His lawyers said that at one point during extradition proceedings that al-Fawwaz contested in British courts, an MI5 official appeared in court with a “substantial file.” However, the file was never turned over to defense lawyers after lawyers for MI5 said that al-Fawwaz’s alleged principal MI5 contact was out of the country. That is the same MI5 officer from whom al-Fawwaz has now asked the US court to order testimony.

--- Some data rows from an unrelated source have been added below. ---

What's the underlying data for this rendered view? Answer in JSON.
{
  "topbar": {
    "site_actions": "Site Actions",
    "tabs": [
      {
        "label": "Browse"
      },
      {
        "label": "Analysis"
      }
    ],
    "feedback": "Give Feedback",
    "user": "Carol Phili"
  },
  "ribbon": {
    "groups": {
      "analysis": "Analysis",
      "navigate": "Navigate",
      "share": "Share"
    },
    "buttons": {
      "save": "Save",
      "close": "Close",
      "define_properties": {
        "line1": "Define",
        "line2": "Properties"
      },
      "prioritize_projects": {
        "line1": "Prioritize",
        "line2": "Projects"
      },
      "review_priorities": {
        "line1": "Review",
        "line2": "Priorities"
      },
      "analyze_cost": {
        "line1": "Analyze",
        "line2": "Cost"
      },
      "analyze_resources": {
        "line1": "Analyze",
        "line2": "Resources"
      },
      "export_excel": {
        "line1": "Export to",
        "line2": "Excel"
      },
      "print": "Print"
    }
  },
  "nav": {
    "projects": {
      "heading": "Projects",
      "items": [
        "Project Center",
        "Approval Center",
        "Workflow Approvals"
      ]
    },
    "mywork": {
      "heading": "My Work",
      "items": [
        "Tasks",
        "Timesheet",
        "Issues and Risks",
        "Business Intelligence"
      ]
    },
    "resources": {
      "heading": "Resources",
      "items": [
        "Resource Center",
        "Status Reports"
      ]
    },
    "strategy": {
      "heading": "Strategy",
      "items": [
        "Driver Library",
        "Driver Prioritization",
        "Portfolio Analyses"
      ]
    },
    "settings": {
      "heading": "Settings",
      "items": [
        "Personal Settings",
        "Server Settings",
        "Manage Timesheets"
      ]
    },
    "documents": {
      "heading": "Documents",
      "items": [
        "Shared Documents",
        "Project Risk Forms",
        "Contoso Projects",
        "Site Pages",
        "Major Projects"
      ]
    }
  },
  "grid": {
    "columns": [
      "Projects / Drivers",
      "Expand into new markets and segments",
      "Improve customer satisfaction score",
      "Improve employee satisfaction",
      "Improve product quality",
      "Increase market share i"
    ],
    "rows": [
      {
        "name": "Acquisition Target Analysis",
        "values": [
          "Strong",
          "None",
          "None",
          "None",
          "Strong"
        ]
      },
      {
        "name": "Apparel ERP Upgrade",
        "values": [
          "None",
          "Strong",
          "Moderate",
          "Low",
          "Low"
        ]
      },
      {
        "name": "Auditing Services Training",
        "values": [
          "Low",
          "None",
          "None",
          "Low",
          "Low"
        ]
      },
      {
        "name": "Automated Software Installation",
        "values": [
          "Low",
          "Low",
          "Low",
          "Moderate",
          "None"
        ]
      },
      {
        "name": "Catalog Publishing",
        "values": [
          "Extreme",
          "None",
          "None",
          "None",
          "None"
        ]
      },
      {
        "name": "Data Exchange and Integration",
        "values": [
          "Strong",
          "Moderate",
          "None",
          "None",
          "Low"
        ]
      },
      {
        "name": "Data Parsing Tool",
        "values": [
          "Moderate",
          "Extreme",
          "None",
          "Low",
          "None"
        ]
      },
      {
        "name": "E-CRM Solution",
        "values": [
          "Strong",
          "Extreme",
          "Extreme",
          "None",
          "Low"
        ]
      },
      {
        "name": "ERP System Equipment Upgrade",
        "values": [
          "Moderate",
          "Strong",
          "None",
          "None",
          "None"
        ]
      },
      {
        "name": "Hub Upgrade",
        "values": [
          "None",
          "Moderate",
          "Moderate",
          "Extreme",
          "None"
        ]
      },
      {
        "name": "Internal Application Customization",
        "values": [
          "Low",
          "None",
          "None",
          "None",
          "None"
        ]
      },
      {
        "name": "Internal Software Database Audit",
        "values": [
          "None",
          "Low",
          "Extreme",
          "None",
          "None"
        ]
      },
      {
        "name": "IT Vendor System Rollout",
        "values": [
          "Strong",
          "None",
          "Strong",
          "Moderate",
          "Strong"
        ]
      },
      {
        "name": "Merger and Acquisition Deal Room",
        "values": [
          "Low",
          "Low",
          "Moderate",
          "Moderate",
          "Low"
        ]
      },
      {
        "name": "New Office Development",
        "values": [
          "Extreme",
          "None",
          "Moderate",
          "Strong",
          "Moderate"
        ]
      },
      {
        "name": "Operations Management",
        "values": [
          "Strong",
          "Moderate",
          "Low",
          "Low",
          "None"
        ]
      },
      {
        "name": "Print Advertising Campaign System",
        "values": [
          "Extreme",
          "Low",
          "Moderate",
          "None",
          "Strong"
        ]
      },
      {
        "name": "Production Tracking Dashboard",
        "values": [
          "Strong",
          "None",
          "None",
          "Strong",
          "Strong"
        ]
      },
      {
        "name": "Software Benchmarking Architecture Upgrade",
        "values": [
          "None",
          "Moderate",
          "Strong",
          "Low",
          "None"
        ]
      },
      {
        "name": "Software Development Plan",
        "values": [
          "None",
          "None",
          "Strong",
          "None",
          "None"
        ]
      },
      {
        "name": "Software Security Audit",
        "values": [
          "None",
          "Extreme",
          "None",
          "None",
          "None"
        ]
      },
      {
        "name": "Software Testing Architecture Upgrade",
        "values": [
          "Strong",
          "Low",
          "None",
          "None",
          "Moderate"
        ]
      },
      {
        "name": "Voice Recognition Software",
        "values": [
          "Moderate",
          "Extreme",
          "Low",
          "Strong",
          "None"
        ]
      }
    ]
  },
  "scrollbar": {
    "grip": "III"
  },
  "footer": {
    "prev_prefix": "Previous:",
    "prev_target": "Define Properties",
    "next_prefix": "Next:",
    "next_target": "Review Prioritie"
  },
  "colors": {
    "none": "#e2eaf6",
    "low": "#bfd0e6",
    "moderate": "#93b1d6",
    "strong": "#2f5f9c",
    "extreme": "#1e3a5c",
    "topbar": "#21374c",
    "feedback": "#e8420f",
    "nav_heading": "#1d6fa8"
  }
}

FOX HUNT: To suppress dissent, Chinese living abroad that Xi Jinping sees as threats are told to either return to China or commit suicide, Christopher Wray said Chinese agents have been pursuing hundreds of Chinese nationals living in the US in an effort to force their return, as part of a global campaign against the country’s diaspora, known as Operation Fox Hunt, FBI Director Christopher Wray said on Tuesday. In a speech about the security threat posed by China, during which he said Beijing’s counterintelligence work was the “greatest long-term threat to our nation’s information and intellectual property, and to our economic vitality,” Wray gave the example of one Fox Hunt target who was given a choice of going back to China or killing themselves. Fox Hunt was launched
‘WOULD NOT COMPLY’: The company’s user data are kept in Singapore and it would not turn the data over to Beijing even if asked, TikTok chief executive Kevin Mayer said Social media app TikTok has distanced itself from Beijing after India banned 59 Chinese apps in the country, according to a correspondence seen by Reuters. In a letter to the Indian government dated on Sunday last week and seen by Reuters on Friday, TikTok chief executive Kevin Mayer said the Chinese government has never requested user data, nor would the company turn it over if asked. TikTok, which is not available in China, is owned by China’s ByteDance, but has sought to distance itself from its Chinese roots to appeal to a global audience. Along with 58 other Chinese apps, including Tencent
‘FIGHT FOR FREEDOM’: Hong Kongers will never bow to Beijing, the advocate said, while the US’ envoy to the territory called China’s new security law a ‘tragedy’ The world must stand in solidarity with Hong Kongers after Beijing imposed sweeping national security legislation on the semi-autonomous territory, advocate Joshua Wong (黃之鋒) said yesterday, vowing to continue campaigning for democracy. Wong, one of the territory’s most prominent young advocates and a figure loathed by Beijing, was speaking outside a court where he and fellow advocates are being prosecuted for involvement in last year’s pro-democracy protests. China last week enacted sweeping security legislation for the restless territory, banning acts of subversion, secession, terrorism and collusion with foreign forces. The legislation has sent a wave of fear through the territory, and criminalized dissenting
A squad of gun-toting police officers patrolled Myanmar’s sacred site of Bagan under the cover of night, taking on plunderers snatching relics from temples forsaken by tourists due to COVID-19 restrictions. Each evening as dusk falls, about 100 officers fan out across the plain of Bagan covering 50km2, sweeping flashlights over the crumbling monuments to scour for intruders. “Our security forces are patrolling day and night,” Police Lieutenant Colonel Sein Win told reporters. “We have it under control for the moment, but it’s a challenge.” The central Burmese city is strewn with more than 3,500 ancient monuments — stupas, temples, murals and sculptures